Exercise instructions:
Write each entry out again exactly, with nothing omitted.

Records shown:
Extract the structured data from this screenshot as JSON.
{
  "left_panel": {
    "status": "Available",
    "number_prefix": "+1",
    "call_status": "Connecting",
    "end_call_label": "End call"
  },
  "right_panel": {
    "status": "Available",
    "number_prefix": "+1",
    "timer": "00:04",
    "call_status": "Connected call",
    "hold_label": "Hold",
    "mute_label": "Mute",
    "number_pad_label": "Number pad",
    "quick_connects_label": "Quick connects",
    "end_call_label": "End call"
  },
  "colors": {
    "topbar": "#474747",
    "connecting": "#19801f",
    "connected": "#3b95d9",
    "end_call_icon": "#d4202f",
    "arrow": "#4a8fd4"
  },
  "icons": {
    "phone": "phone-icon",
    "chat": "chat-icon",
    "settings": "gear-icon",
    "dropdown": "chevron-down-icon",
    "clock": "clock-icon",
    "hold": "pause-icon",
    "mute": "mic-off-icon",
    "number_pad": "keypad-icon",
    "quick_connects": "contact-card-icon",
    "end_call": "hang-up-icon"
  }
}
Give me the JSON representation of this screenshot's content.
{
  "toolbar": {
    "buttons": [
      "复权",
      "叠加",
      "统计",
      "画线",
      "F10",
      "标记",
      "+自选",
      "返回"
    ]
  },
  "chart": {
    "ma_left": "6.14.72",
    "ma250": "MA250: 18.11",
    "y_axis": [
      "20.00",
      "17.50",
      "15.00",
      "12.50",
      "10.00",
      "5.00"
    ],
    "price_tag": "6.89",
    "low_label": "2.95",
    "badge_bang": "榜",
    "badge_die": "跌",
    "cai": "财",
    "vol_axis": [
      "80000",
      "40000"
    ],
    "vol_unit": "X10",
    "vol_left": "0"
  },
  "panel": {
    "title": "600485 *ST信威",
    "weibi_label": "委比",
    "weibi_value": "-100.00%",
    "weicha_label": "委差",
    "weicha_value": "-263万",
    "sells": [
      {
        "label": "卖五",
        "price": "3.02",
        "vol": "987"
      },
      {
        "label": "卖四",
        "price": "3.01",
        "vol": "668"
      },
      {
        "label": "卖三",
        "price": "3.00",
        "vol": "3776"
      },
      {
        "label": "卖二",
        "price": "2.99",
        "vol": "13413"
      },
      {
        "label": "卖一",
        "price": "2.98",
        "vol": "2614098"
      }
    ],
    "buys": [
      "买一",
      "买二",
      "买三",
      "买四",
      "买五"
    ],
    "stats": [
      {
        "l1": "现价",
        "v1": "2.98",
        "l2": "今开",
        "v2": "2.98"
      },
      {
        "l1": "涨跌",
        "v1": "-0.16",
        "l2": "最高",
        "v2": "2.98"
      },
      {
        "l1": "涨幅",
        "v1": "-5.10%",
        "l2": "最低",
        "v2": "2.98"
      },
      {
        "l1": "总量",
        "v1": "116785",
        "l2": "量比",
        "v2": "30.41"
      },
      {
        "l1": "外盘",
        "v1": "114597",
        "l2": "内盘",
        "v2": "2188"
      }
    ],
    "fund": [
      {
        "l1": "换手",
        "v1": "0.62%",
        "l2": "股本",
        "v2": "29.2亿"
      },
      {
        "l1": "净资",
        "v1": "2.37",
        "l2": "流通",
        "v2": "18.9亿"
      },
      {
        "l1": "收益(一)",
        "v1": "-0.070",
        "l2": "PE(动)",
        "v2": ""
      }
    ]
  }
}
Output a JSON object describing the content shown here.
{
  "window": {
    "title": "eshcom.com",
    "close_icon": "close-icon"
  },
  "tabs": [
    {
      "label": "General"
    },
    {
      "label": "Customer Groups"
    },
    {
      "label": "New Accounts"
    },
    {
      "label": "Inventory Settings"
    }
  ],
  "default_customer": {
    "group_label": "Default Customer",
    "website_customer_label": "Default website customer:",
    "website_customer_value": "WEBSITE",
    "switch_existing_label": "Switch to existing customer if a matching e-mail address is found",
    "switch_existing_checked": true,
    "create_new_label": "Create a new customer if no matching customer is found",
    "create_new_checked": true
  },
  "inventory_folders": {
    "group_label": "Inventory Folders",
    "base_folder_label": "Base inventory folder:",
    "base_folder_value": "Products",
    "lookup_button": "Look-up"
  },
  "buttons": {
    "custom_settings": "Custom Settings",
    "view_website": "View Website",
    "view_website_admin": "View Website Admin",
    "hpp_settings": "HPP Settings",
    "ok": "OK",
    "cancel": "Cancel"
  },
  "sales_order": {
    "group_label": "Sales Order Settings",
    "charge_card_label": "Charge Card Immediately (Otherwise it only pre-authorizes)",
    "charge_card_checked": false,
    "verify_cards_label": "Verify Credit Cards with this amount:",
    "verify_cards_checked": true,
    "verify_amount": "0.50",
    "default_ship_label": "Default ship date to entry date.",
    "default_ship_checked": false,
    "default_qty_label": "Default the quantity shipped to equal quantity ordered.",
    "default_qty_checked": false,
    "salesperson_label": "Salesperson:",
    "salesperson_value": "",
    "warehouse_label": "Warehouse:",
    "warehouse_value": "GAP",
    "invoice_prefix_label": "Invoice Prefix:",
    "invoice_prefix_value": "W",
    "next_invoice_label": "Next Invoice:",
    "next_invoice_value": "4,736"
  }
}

Answer to this exercise:
Extract the structured data from this screenshot as JSON.
{
  "left_panel": {
    "status": "Available",
    "number_prefix": "+1",
    "call_status": "Connecting",
    "end_call_label": "End call"
  },
  "right_panel": {
    "status": "Available",
    "number_prefix": "+1",
    "timer": "00:04",
    "call_status": "Connected call",
    "hold_label": "Hold",
    "mute_label": "Mute",
    "number_pad_label": "Number pad",
    "quick_connects_label": "Quick connects",
    "end_call_label": "End call"
  },
  "colors": {
    "topbar": "#474747",
    "connecting": "#19801f",
    "connected": "#3b95d9",
    "end_call_icon": "#d4202f",
    "arrow": "#4a8fd4"
  },
  "icons": {
    "phone": "phone-icon",
    "chat": "chat-icon",
    "settings": "gear-icon",
    "dropdown": "chevron-down-icon",
    "clock": "clock-icon",
    "hold": "pause-icon",
    "mute": "mic-off-icon",
    "number_pad": "keypad-icon",
    "quick_connects": "contact-card-icon",
    "end_call": "hang-up-icon"
  }
}
Give me the JSON representation of this screenshot's content.
{
  "toolbar": {
    "buttons": [
      "复权",
      "叠加",
      "统计",
      "画线",
      "F10",
      "标记",
      "+自选",
      "返回"
    ]
  },
  "chart": {
    "ma_left": "6.14.72",
    "ma250": "MA250: 18.11",
    "y_axis": [
      "20.00",
      "17.50",
      "15.00",
      "12.50",
      "10.00",
      "5.00"
    ],
    "price_tag": "6.89",
    "low_label": "2.95",
    "badge_bang": "榜",
    "badge_die": "跌",
    "cai": "财",
    "vol_axis": [
      "80000",
      "40000"
    ],
    "vol_unit": "X10",
    "vol_left": "0"
  },
  "panel": {
    "title": "600485 *ST信威",
    "weibi_label": "委比",
    "weibi_value": "-100.00%",
    "weicha_label": "委差",
    "weicha_value": "-263万",
    "sells": [
      {
        "label": "卖五",
        "price": "3.02",
        "vol": "987"
      },
      {
        "label": "卖四",
        "price": "3.01",
        "vol": "668"
      },
      {
        "label": "卖三",
        "price": "3.00",
        "vol": "3776"
      },
      {
        "label": "卖二",
        "price": "2.99",
        "vol": "13413"
      },
      {
        "label": "卖一",
        "price": "2.98",
        "vol": "2614098"
      }
    ],
    "buys": [
      "买一",
      "买二",
      "买三",
      "买四",
      "买五"
    ],
    "stats": [
      {
        "l1": "现价",
        "v1": "2.98",
        "l2": "今开",
        "v2": "2.98"
      },
      {
        "l1": "涨跌",
        "v1": "-0.16",
        "l2": "最高",
        "v2": "2.98"
      },
      {
        "l1": "涨幅",
        "v1": "-5.10%",
        "l2": "最低",
        "v2": "2.98"
      },
      {
        "l1": "总量",
        "v1": "116785",
        "l2": "量比",
        "v2": "30.41"
      },
      {
        "l1": "外盘",
        "v1": "114597",
        "l2": "内盘",
        "v2": "2188"
      }
    ],
    "fund": [
      {
        "l1": "换手",
        "v1": "0.62%",
        "l2": "股本",
        "v2": "29.2亿"
      },
      {
        "l1": "净资",
        "v1": "2.37",
        "l2": "流通",
        "v2": "18.9亿"
      },
      {
        "l1": "收益(一)",
        "v1": "-0.070",
        "l2": "PE(动)",
        "v2": ""
      }
    ]
  }
}
Output a JSON object describing the content shown here.
{
  "window": {
    "title": "eshcom.com",
    "close_icon": "close-icon"
  },
  "tabs": [
    {
      "label": "General"
    },
    {
      "label": "Customer Groups"
    },
    {
      "label": "New Accounts"
    },
    {
      "label": "Inventory Settings"
    }
  ],
  "default_customer": {
    "group_label": "Default Customer",
    "website_customer_label": "Default website customer:",
    "website_customer_value": "WEBSITE",
    "switch_existing_label": "Switch to existing customer if a matching e-mail address is found",
    "switch_existing_checked": true,
    "create_new_label": "Create a new customer if no matching customer is found",
    "create_new_checked": true
  },
  "inventory_folders": {
    "group_label": "Inventory Folders",
    "base_folder_label": "Base inventory folder:",
    "base_folder_value": "Products",
    "lookup_button": "Look-up"
  },
  "buttons": {
    "custom_settings": "Custom Settings",
    "view_website": "View Website",
    "view_website_admin": "View Website Admin",
    "hpp_settings": "HPP Settings",
    "ok": "OK",
    "cancel": "Cancel"
  },
  "sales_order": {
    "group_label": "Sales Order Settings",
    "charge_card_label": "Charge Card Immediately (Otherwise it only pre-authorizes)",
    "charge_card_checked": false,
    "verify_cards_label": "Verify Credit Cards with this amount:",
    "verify_cards_checked": true,
    "verify_amount": "0.50",
    "default_ship_label": "Default ship date to entry date.",
    "default_ship_checked": false,
    "default_qty_label": "Default the quantity shipped to equal quantity ordered.",
    "default_qty_checked": false,
    "salesperson_label": "Salesperson:",
    "salesperson_value": "",
    "warehouse_label": "Warehouse:",
    "warehouse_value": "GAP",
    "invoice_prefix_label": "Invoice Prefix:",
    "invoice_prefix_value": "W",
    "next_invoice_label": "Next Invoice:",
    "next_invoice_value": "4,736"
  }
}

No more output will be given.